● Aim of the task
Count the lines in the records below that contain the word "JSON", and give that figure alone.

(Entries provided)

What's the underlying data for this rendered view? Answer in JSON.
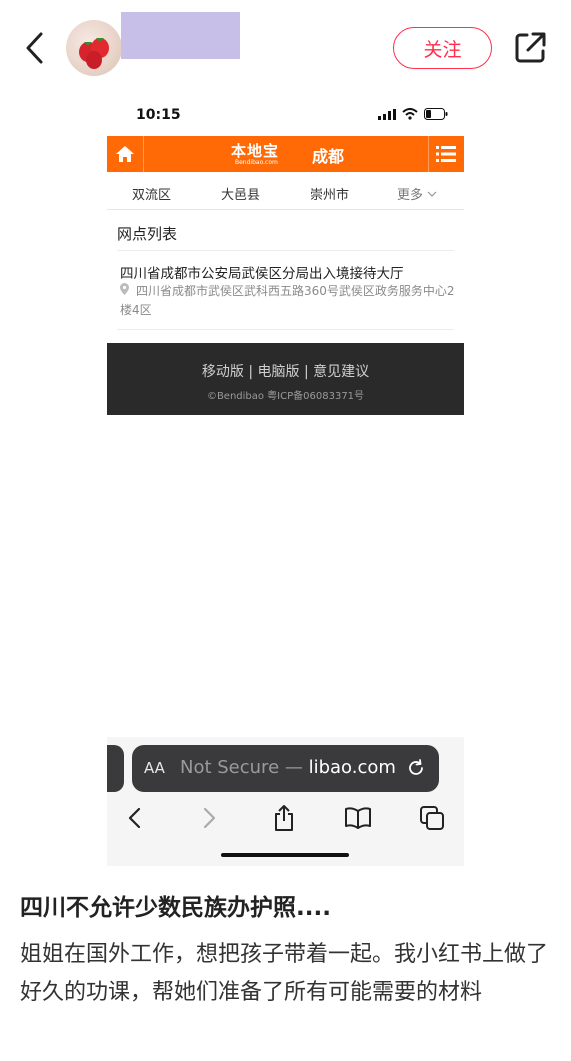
{
  "header": {
    "follow_label": "关注"
  },
  "phone": {
    "status_time": "10:15",
    "site": {
      "logo_text": "本地宝",
      "logo_sub": "Bendibao.com",
      "city": "成都",
      "districts": [
        "双流区",
        "大邑县",
        "崇州市"
      ],
      "more_label": "更多",
      "list_title": "网点列表",
      "item": {
        "title": "四川省成都市公安局武侯区分局出入境接待大厅",
        "address": "四川省成都市武侯区武科西五路360号武侯区政务服务中心2楼4区"
      },
      "footer_links": "移动版 | 电脑版 | 意见建议",
      "footer_copy": "©Bendibao 粤ICP备06083371号"
    },
    "safari": {
      "aa_label": "AA",
      "url_dim": "Not Secure — ",
      "url_host": "libao.com"
    }
  },
  "post": {
    "title": "四川不允许少数民族办护照....",
    "body": "姐姐在国外工作，想把孩子带着一起。我小红书上做了好久的功课，帮她们准备了所有可能需要的材料"
  },
  "colors": {
    "accent": "#ff2e4d",
    "site_orange": "#ff6a06",
    "footer_bg": "#2a2a2a"
  }
}
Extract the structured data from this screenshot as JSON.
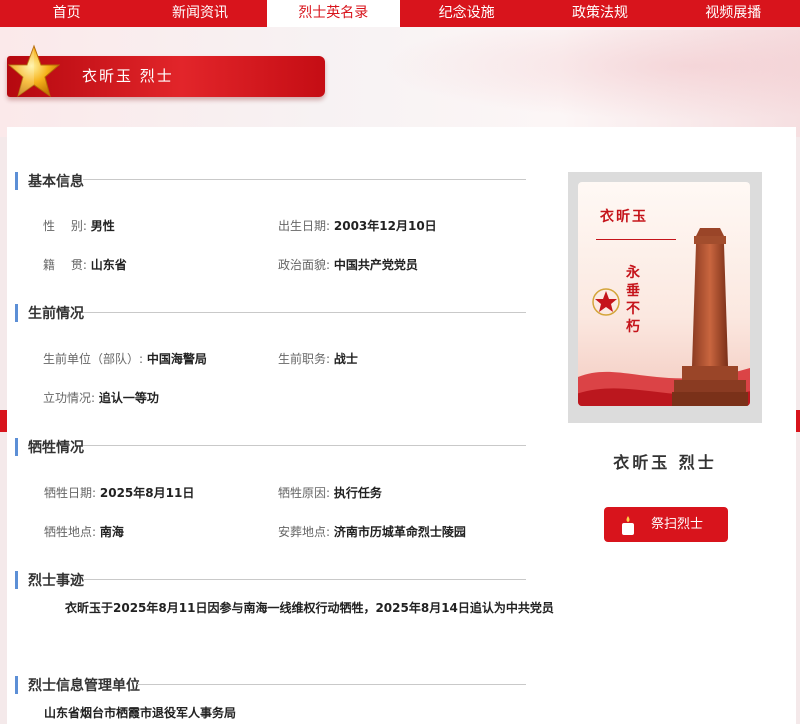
{
  "nav": {
    "items": [
      {
        "label": "首页"
      },
      {
        "label": "新闻资讯"
      },
      {
        "label": "烈士英名录",
        "active": true
      },
      {
        "label": "纪念设施"
      },
      {
        "label": "政策法规"
      },
      {
        "label": "视频展播"
      }
    ]
  },
  "banner": {
    "title": "衣昕玉 烈士"
  },
  "basic": {
    "title": "基本信息",
    "gender_label": "性　 别:",
    "gender": "男性",
    "birth_label": "出生日期:",
    "birth": "2003年12月10日",
    "origin_label": "籍　 贯:",
    "origin": "山东省",
    "politics_label": "政治面貌:",
    "politics": "中国共产党党员"
  },
  "life": {
    "title": "生前情况",
    "unit_label": "生前单位（部队）:",
    "unit": "中国海警局",
    "post_label": "生前职务:",
    "post": "战士",
    "merit_label": "立功情况:",
    "merit": "追认一等功"
  },
  "sacrifice": {
    "title": "牺牲情况",
    "date_label": "牺牲日期:",
    "date": "2025年8月11日",
    "cause_label": "牺牲原因:",
    "cause": "执行任务",
    "place_label": "牺牲地点:",
    "place": "南海",
    "burial_label": "安葬地点:",
    "burial": "济南市历城革命烈士陵园"
  },
  "deeds": {
    "title": "烈士事迹",
    "text": "衣昕玉于2025年8月11日因参与南海一线维权行动牺牲，2025年8月14日追认为中共党员"
  },
  "management": {
    "title": "烈士信息管理单位",
    "org": "山东省烟台市栖霞市退役军人事务局"
  },
  "portrait": {
    "name": "衣昕玉",
    "motto": "永垂不朽"
  },
  "profile": {
    "name": "衣昕玉 烈士"
  },
  "tribute": {
    "label": "祭扫烈士"
  },
  "colors": {
    "primary_red": "#d8141c",
    "section_bar": "#5c8fd6"
  }
}
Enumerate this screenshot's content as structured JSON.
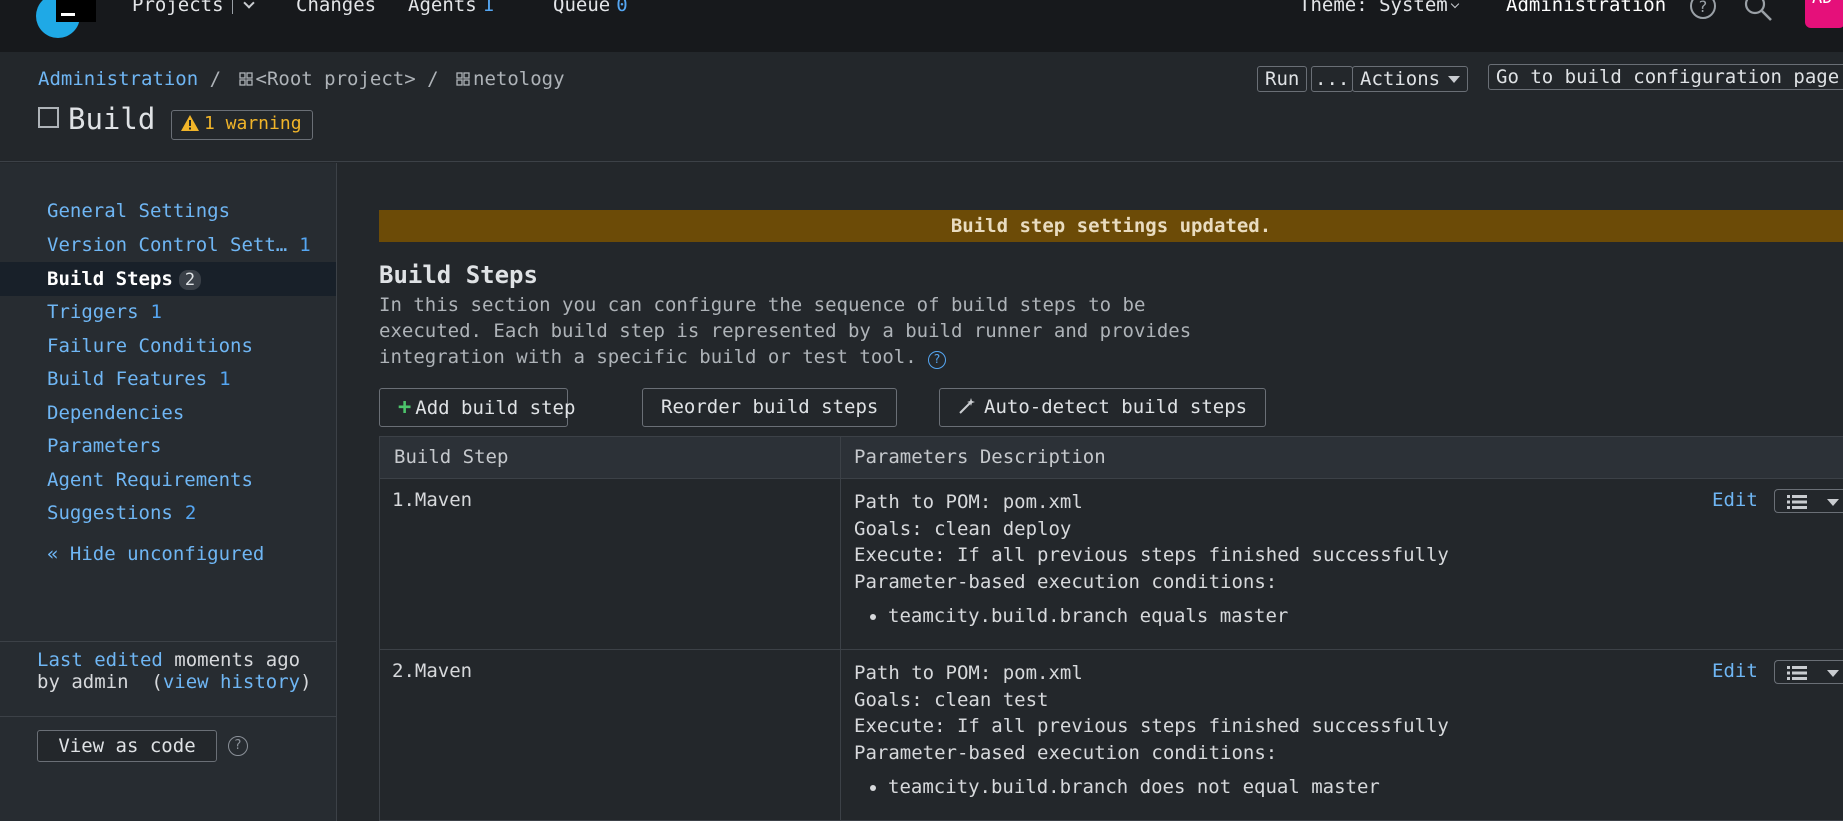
{
  "topbar": {
    "logo_text": "TC",
    "nav": {
      "projects": "Projects",
      "changes": "Changes",
      "agents": "Agents",
      "agents_count": "1",
      "queue": "Queue",
      "queue_count": "0"
    },
    "theme": "Theme: System",
    "administration": "Administration",
    "avatar": "AD"
  },
  "header": {
    "breadcrumb": [
      "Administration",
      "/",
      "<Root project>",
      "/",
      "netology"
    ],
    "title": "Build",
    "warning": "1 warning",
    "run_label": "Run",
    "run_more": "...",
    "actions_label": "Actions",
    "goto_label": "Go to build configuration page"
  },
  "sidebar": {
    "items": [
      {
        "label": "General Settings",
        "count": ""
      },
      {
        "label": "Version Control Sett…",
        "count": "1"
      },
      {
        "label": "Build Steps",
        "count": "2"
      },
      {
        "label": "Triggers",
        "count": "1"
      },
      {
        "label": "Failure Conditions",
        "count": ""
      },
      {
        "label": "Build Features",
        "count": "1"
      },
      {
        "label": "Dependencies",
        "count": ""
      },
      {
        "label": "Parameters",
        "count": ""
      },
      {
        "label": "Agent Requirements",
        "count": ""
      },
      {
        "label": "Suggestions",
        "count": "2"
      }
    ],
    "hide_unconfigured": "« Hide unconfigured",
    "last_edited_link": "Last edited",
    "last_edited_when": "moments ago",
    "by_admin": "by admin",
    "view_history": "view history",
    "view_as_code": "View as code"
  },
  "main": {
    "banner": "Build step settings updated.",
    "title": "Build Steps",
    "description": "In this section you can configure the sequence of build steps to be executed. Each build step is represented by a build runner and provides integration with a specific build or test tool.",
    "buttons": {
      "add": "Add build step",
      "reorder": "Reorder build steps",
      "autodetect": "Auto-detect build steps"
    },
    "table": {
      "headers": [
        "Build Step",
        "Parameters Description"
      ],
      "edit_label": "Edit",
      "rows": [
        {
          "number": "1.",
          "name": "Maven",
          "pom": "Path to POM: pom.xml",
          "goals": "Goals: clean deploy",
          "execute": "Execute: If all previous steps finished successfully",
          "conditions_label": "Parameter-based execution conditions:",
          "condition": "teamcity.build.branch equals master"
        },
        {
          "number": "2.",
          "name": "Maven",
          "pom": "Path to POM: pom.xml",
          "goals": "Goals: clean test",
          "execute": "Execute: If all previous steps finished successfully",
          "conditions_label": "Parameter-based execution conditions:",
          "condition": "teamcity.build.branch does not equal master"
        }
      ]
    }
  },
  "colors": {
    "accent": "#6fb6f4",
    "banner": "#6c4b07",
    "warning": "#f0b429",
    "avatar": "#e5107a"
  }
}
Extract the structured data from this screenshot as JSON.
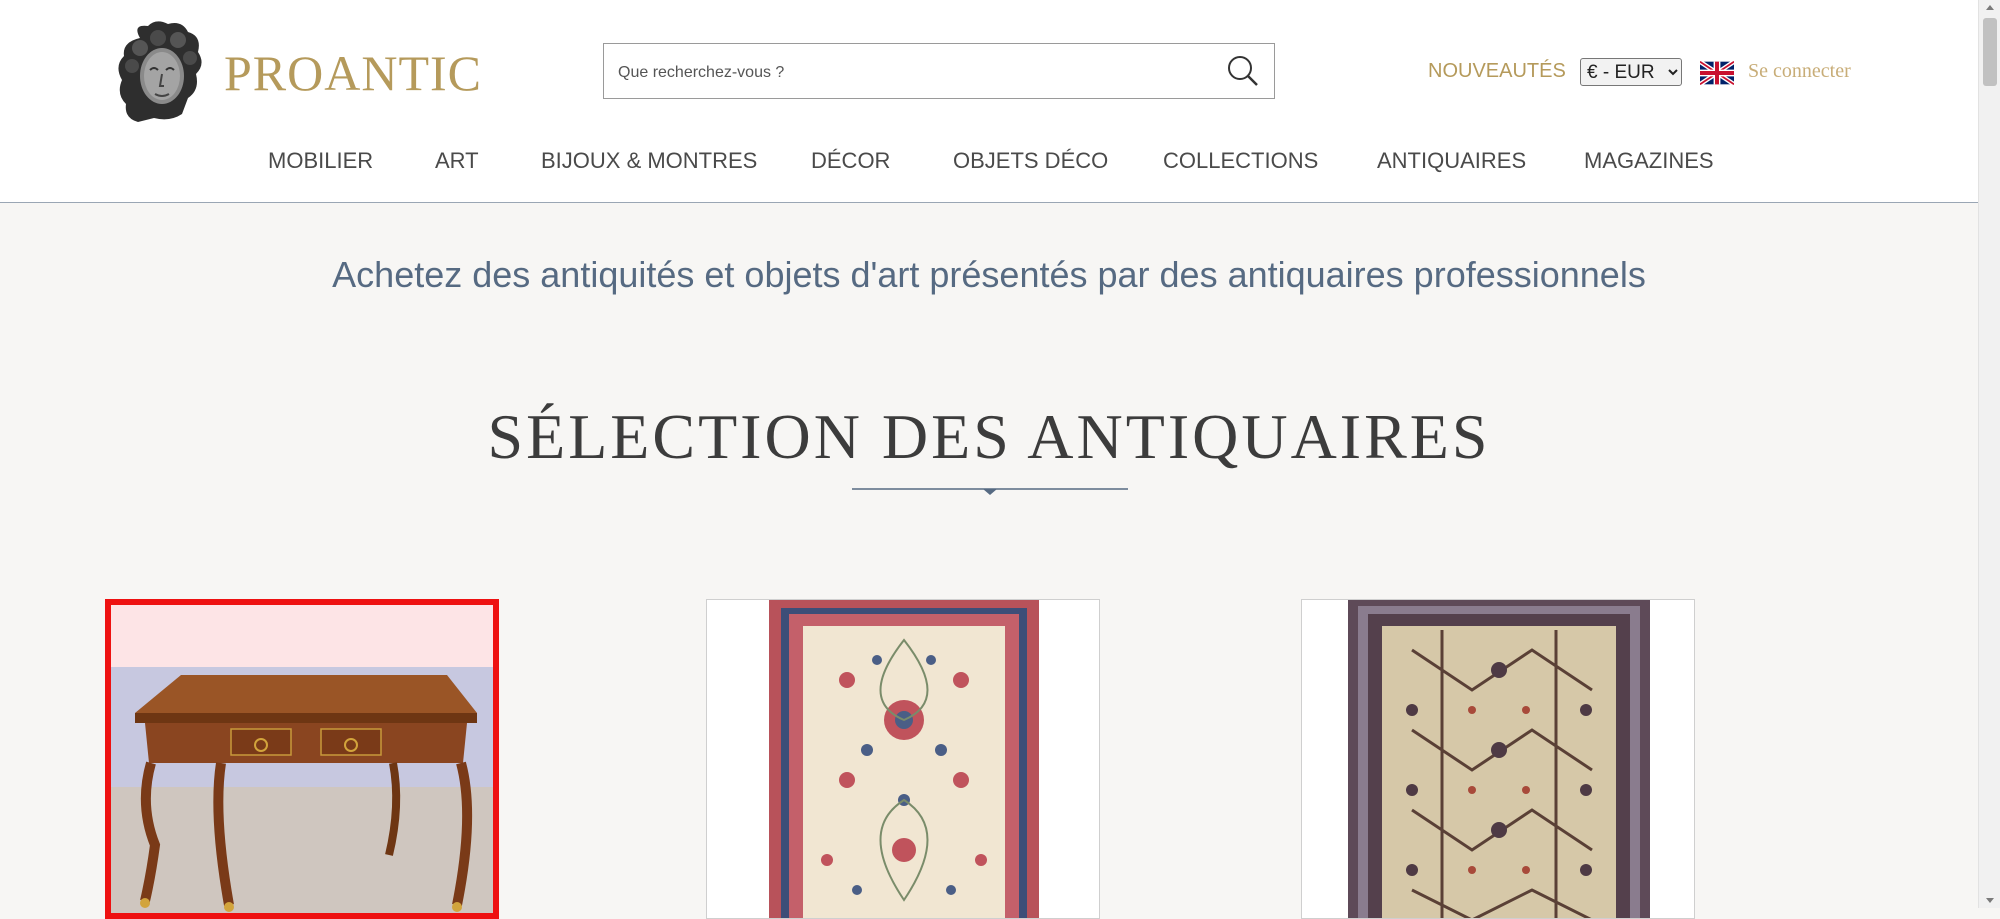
{
  "brand": {
    "name": "PROANTIC",
    "logo_icon": "statue-head-logo"
  },
  "search": {
    "placeholder": "Que recherchez-vous ?",
    "value": "",
    "icon": "search-icon"
  },
  "header": {
    "new_label": "NOUVEAUTÉS",
    "currency": {
      "selected": "€ - EUR",
      "options": [
        "€ - EUR"
      ]
    },
    "language_icon": "uk-flag-icon",
    "login_label": "Se connecter"
  },
  "nav": {
    "items": [
      {
        "label": "MOBILIER"
      },
      {
        "label": "ART"
      },
      {
        "label": "BIJOUX & MONTRES"
      },
      {
        "label": "DÉCOR"
      },
      {
        "label": "OBJETS DÉCO"
      },
      {
        "label": "COLLECTIONS"
      },
      {
        "label": "ANTIQUAIRES"
      },
      {
        "label": "MAGAZINES"
      }
    ]
  },
  "main": {
    "tagline": "Achetez des antiquités et objets d'art présentés par des antiquaires professionnels",
    "section_title": "SÉLECTION DES ANTIQUAIRES",
    "products": [
      {
        "image": "louis-xv-desk",
        "selected": true
      },
      {
        "image": "persian-carpet-ivory",
        "selected": false
      },
      {
        "image": "persian-carpet-ornate",
        "selected": false
      }
    ]
  },
  "colors": {
    "brand_gold": "#b59a5b",
    "login_gold": "#c8ad78",
    "tagline_blue": "#566a82",
    "background": "#f7f6f4",
    "selection_red": "#ee1111"
  }
}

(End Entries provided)

● Answer space
4